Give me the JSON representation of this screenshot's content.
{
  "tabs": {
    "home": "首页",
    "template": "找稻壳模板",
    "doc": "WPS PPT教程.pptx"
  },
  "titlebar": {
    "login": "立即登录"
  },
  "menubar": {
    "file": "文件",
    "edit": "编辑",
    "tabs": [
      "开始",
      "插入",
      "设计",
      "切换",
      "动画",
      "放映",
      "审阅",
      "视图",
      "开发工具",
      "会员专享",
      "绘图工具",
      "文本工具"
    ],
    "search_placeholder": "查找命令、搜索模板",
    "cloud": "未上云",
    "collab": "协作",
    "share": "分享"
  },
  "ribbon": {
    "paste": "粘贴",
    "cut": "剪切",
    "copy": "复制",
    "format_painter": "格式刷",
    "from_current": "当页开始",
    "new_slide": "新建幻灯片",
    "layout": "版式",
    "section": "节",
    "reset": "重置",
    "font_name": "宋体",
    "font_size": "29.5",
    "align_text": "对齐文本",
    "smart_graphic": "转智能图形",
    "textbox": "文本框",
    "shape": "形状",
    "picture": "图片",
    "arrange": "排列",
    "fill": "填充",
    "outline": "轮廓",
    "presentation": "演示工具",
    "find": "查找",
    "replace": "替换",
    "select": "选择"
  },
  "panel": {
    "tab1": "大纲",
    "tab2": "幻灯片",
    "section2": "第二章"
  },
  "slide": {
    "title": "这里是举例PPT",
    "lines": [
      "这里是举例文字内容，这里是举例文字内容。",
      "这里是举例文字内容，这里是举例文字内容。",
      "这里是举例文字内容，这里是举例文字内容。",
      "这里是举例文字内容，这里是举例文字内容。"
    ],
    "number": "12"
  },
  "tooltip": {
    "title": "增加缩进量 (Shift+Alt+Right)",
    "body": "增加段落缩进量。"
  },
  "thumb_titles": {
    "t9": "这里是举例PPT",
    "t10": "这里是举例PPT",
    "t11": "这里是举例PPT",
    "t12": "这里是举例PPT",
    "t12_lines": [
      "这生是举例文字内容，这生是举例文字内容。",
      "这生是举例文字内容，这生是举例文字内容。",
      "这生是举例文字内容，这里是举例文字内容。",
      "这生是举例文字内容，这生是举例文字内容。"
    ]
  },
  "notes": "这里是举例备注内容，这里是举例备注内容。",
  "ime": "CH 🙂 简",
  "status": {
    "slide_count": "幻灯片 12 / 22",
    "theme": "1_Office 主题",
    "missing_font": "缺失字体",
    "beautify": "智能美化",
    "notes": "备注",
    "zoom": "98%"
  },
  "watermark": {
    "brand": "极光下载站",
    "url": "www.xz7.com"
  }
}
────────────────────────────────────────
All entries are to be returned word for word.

Give me the JSON representation of this screenshot's content.
{
  "tabs": {
    "home": "首页",
    "template": "找稻壳模板",
    "doc": "WPS PPT教程.pptx"
  },
  "titlebar": {
    "login": "立即登录"
  },
  "menubar": {
    "file": "文件",
    "edit": "编辑",
    "tabs": [
      "开始",
      "插入",
      "设计",
      "切换",
      "动画",
      "放映",
      "审阅",
      "视图",
      "开发工具",
      "会员专享",
      "绘图工具",
      "文本工具"
    ],
    "search_placeholder": "查找命令、搜索模板",
    "cloud": "未上云",
    "collab": "协作",
    "share": "分享"
  },
  "ribbon": {
    "paste": "粘贴",
    "cut": "剪切",
    "copy": "复制",
    "format_painter": "格式刷",
    "from_current": "当页开始",
    "new_slide": "新建幻灯片",
    "layout": "版式",
    "section": "节",
    "reset": "重置",
    "font_name": "宋体",
    "font_size": "29.5",
    "align_text": "对齐文本",
    "smart_graphic": "转智能图形",
    "textbox": "文本框",
    "shape": "形状",
    "picture": "图片",
    "arrange": "排列",
    "fill": "填充",
    "outline": "轮廓",
    "presentation": "演示工具",
    "find": "查找",
    "replace": "替换",
    "select": "选择"
  },
  "panel": {
    "tab1": "大纲",
    "tab2": "幻灯片",
    "section2": "第二章"
  },
  "slide": {
    "title": "这里是举例PPT",
    "lines": [
      "这里是举例文字内容，这里是举例文字内容。",
      "这里是举例文字内容，这里是举例文字内容。",
      "这里是举例文字内容，这里是举例文字内容。",
      "这里是举例文字内容，这里是举例文字内容。"
    ],
    "number": "12"
  },
  "tooltip": {
    "title": "增加缩进量 (Shift+Alt+Right)",
    "body": "增加段落缩进量。"
  },
  "thumb_titles": {
    "t9": "这里是举例PPT",
    "t10": "这里是举例PPT",
    "t11": "这里是举例PPT",
    "t12": "这里是举例PPT",
    "t12_lines": [
      "这生是举例文字内容，这生是举例文字内容。",
      "这生是举例文字内容，这生是举例文字内容。",
      "这生是举例文字内容，这里是举例文字内容。",
      "这生是举例文字内容，这生是举例文字内容。"
    ]
  },
  "notes": "这里是举例备注内容，这里是举例备注内容。",
  "ime": "CH 🙂 简",
  "status": {
    "slide_count": "幻灯片 12 / 22",
    "theme": "1_Office 主题",
    "missing_font": "缺失字体",
    "beautify": "智能美化",
    "notes": "备注",
    "zoom": "98%"
  },
  "watermark": {
    "brand": "极光下载站",
    "url": "www.xz7.com"
  }
}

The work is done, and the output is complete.